Activity: Every record below should be repeated exactly, with the pictures left out.

■ ■ ■ ■

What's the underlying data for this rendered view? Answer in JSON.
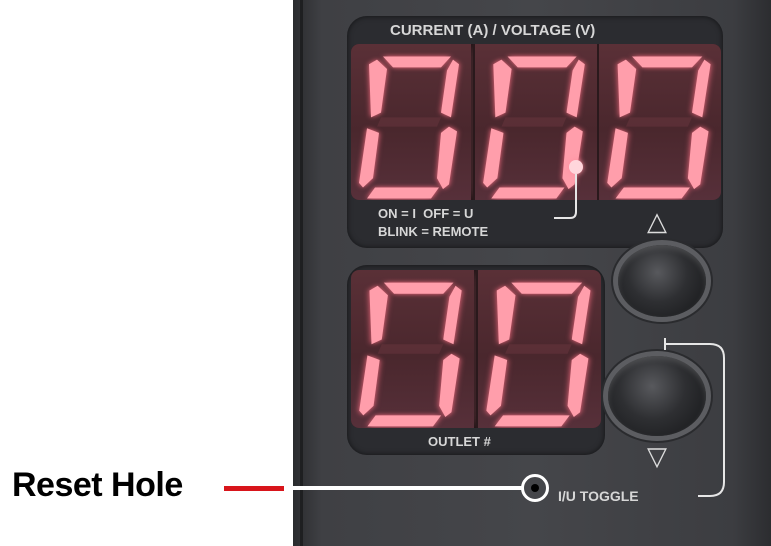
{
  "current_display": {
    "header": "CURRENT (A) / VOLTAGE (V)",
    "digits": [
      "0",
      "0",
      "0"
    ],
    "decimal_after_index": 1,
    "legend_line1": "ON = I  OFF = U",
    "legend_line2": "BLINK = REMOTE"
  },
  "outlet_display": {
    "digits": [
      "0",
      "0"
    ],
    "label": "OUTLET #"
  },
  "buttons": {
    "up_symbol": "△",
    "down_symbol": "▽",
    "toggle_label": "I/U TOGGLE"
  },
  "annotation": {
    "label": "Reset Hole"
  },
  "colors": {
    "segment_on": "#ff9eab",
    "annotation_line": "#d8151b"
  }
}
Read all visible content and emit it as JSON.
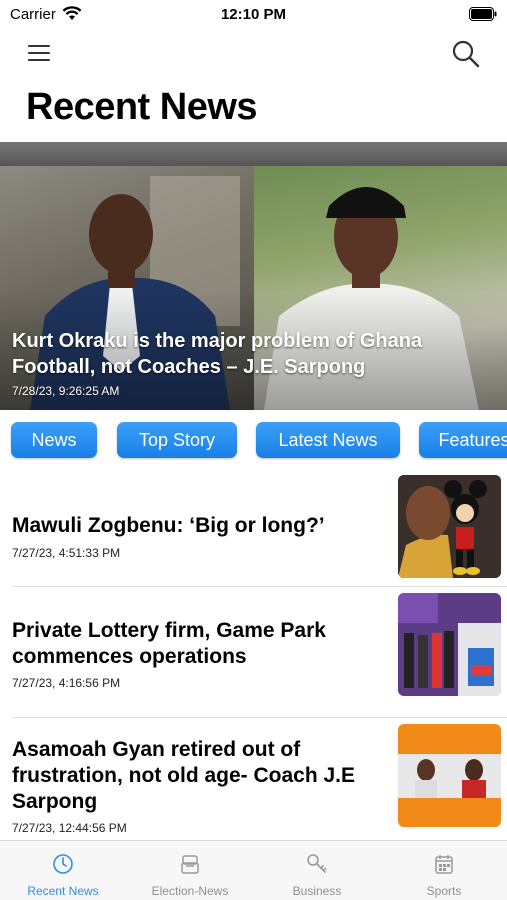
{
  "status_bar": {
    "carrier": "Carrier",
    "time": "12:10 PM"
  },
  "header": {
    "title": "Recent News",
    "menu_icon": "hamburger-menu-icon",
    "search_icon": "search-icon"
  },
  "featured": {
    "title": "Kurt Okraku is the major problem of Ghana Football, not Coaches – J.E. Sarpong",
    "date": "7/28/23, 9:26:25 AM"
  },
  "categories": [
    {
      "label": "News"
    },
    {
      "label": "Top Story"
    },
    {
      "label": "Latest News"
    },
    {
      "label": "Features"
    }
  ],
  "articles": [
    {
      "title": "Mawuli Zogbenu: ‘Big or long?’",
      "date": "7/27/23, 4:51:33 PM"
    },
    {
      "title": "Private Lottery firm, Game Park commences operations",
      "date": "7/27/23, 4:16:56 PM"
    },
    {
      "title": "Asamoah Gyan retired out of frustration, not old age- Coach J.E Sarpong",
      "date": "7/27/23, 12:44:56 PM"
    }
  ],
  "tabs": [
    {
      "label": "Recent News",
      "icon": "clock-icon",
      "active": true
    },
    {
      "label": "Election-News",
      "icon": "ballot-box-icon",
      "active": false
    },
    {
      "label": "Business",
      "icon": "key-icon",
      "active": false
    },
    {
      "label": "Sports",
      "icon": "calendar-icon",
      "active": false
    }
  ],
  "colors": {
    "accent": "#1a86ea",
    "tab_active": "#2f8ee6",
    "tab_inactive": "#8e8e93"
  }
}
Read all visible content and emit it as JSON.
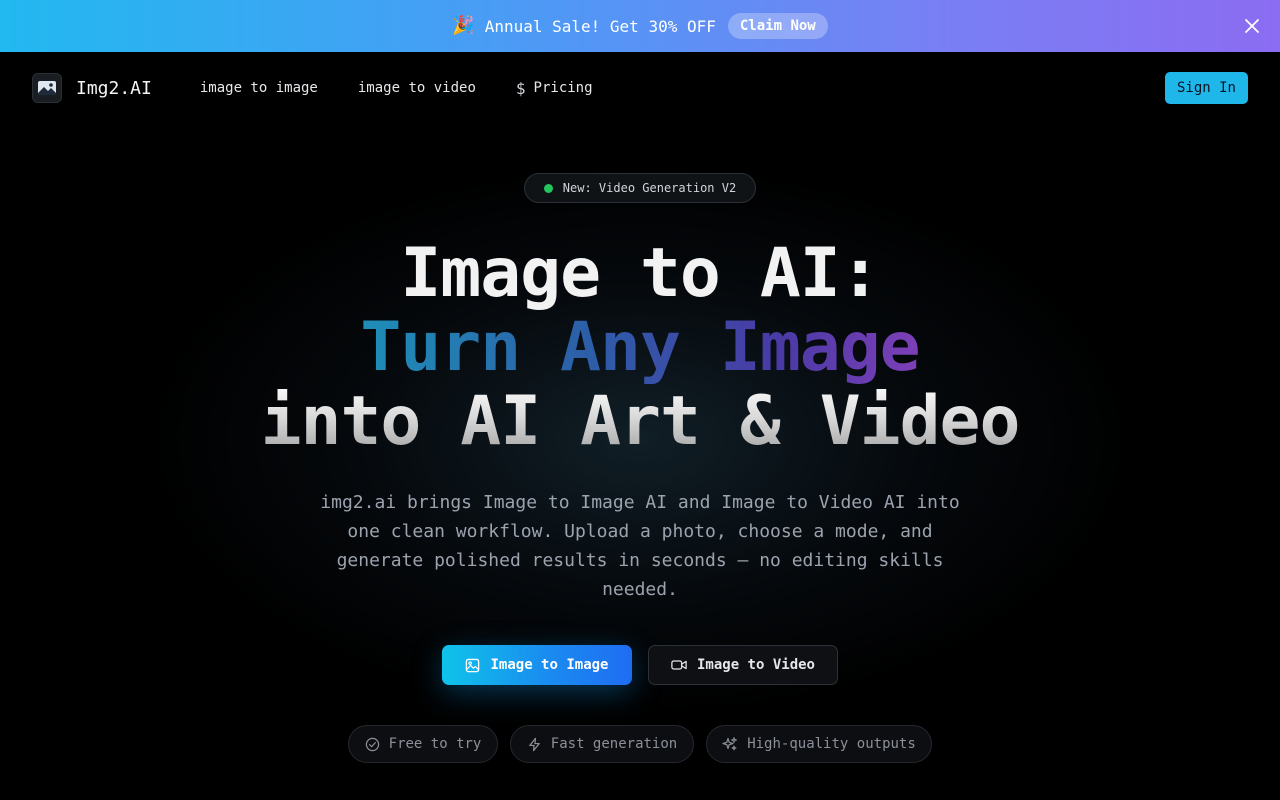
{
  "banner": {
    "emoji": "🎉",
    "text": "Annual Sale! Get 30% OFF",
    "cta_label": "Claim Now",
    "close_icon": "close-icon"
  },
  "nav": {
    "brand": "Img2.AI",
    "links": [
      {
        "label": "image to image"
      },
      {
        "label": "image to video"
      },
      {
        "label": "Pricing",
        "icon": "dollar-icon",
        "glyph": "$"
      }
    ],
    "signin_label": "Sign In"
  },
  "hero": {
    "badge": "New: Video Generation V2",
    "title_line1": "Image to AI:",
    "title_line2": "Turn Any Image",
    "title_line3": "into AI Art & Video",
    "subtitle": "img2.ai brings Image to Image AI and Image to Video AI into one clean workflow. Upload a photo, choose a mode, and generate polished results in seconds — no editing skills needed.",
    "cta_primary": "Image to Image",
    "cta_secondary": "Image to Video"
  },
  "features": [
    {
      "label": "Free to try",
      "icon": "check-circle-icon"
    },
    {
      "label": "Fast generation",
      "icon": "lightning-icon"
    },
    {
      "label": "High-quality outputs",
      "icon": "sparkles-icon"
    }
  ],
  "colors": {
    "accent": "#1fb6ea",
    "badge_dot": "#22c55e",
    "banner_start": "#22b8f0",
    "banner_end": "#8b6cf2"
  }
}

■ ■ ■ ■

Result for this task:
What's the underlying data for this rendered view? Answer in JSON.
{
  "current_display": {
    "header": "CURRENT (A) / VOLTAGE (V)",
    "digits": [
      "0",
      "0",
      "0"
    ],
    "decimal_after_index": 1,
    "legend_line1": "ON = I  OFF = U",
    "legend_line2": "BLINK = REMOTE"
  },
  "outlet_display": {
    "digits": [
      "0",
      "0"
    ],
    "label": "OUTLET #"
  },
  "buttons": {
    "up_symbol": "△",
    "down_symbol": "▽",
    "toggle_label": "I/U TOGGLE"
  },
  "annotation": {
    "label": "Reset Hole"
  },
  "colors": {
    "segment_on": "#ff9eab",
    "annotation_line": "#d8151b"
  }
}
Read all visible content and emit it as JSON.
{
  "status_bar": {
    "carrier": "Carrier",
    "time": "12:10 PM"
  },
  "header": {
    "title": "Recent News",
    "menu_icon": "hamburger-menu-icon",
    "search_icon": "search-icon"
  },
  "featured": {
    "title": "Kurt Okraku is the major problem of Ghana Football, not Coaches – J.E. Sarpong",
    "date": "7/28/23, 9:26:25 AM"
  },
  "categories": [
    {
      "label": "News"
    },
    {
      "label": "Top Story"
    },
    {
      "label": "Latest News"
    },
    {
      "label": "Features"
    }
  ],
  "articles": [
    {
      "title": "Mawuli Zogbenu: ‘Big or long?’",
      "date": "7/27/23, 4:51:33 PM"
    },
    {
      "title": "Private Lottery firm, Game Park commences operations",
      "date": "7/27/23, 4:16:56 PM"
    },
    {
      "title": "Asamoah Gyan retired out of frustration, not old age- Coach J.E Sarpong",
      "date": "7/27/23, 12:44:56 PM"
    }
  ],
  "tabs": [
    {
      "label": "Recent News",
      "icon": "clock-icon",
      "active": true
    },
    {
      "label": "Election-News",
      "icon": "ballot-box-icon",
      "active": false
    },
    {
      "label": "Business",
      "icon": "key-icon",
      "active": false
    },
    {
      "label": "Sports",
      "icon": "calendar-icon",
      "active": false
    }
  ],
  "colors": {
    "accent": "#1a86ea",
    "tab_active": "#2f8ee6",
    "tab_inactive": "#8e8e93"
  }
}
Read all visible content and emit it as JSON.
{
  "banner": {
    "emoji": "🎉",
    "text": "Annual Sale! Get 30% OFF",
    "cta_label": "Claim Now",
    "close_icon": "close-icon"
  },
  "nav": {
    "brand": "Img2.AI",
    "links": [
      {
        "label": "image to image"
      },
      {
        "label": "image to video"
      },
      {
        "label": "Pricing",
        "icon": "dollar-icon",
        "glyph": "$"
      }
    ],
    "signin_label": "Sign In"
  },
  "hero": {
    "badge": "New: Video Generation V2",
    "title_line1": "Image to AI:",
    "title_line2": "Turn Any Image",
    "title_line3": "into AI Art & Video",
    "subtitle": "img2.ai brings Image to Image AI and Image to Video AI into one clean workflow. Upload a photo, choose a mode, and generate polished results in seconds — no editing skills needed.",
    "cta_primary": "Image to Image",
    "cta_secondary": "Image to Video"
  },
  "features": [
    {
      "label": "Free to try",
      "icon": "check-circle-icon"
    },
    {
      "label": "Fast generation",
      "icon": "lightning-icon"
    },
    {
      "label": "High-quality outputs",
      "icon": "sparkles-icon"
    }
  ],
  "colors": {
    "accent": "#1fb6ea",
    "badge_dot": "#22c55e",
    "banner_start": "#22b8f0",
    "banner_end": "#8b6cf2"
  }
}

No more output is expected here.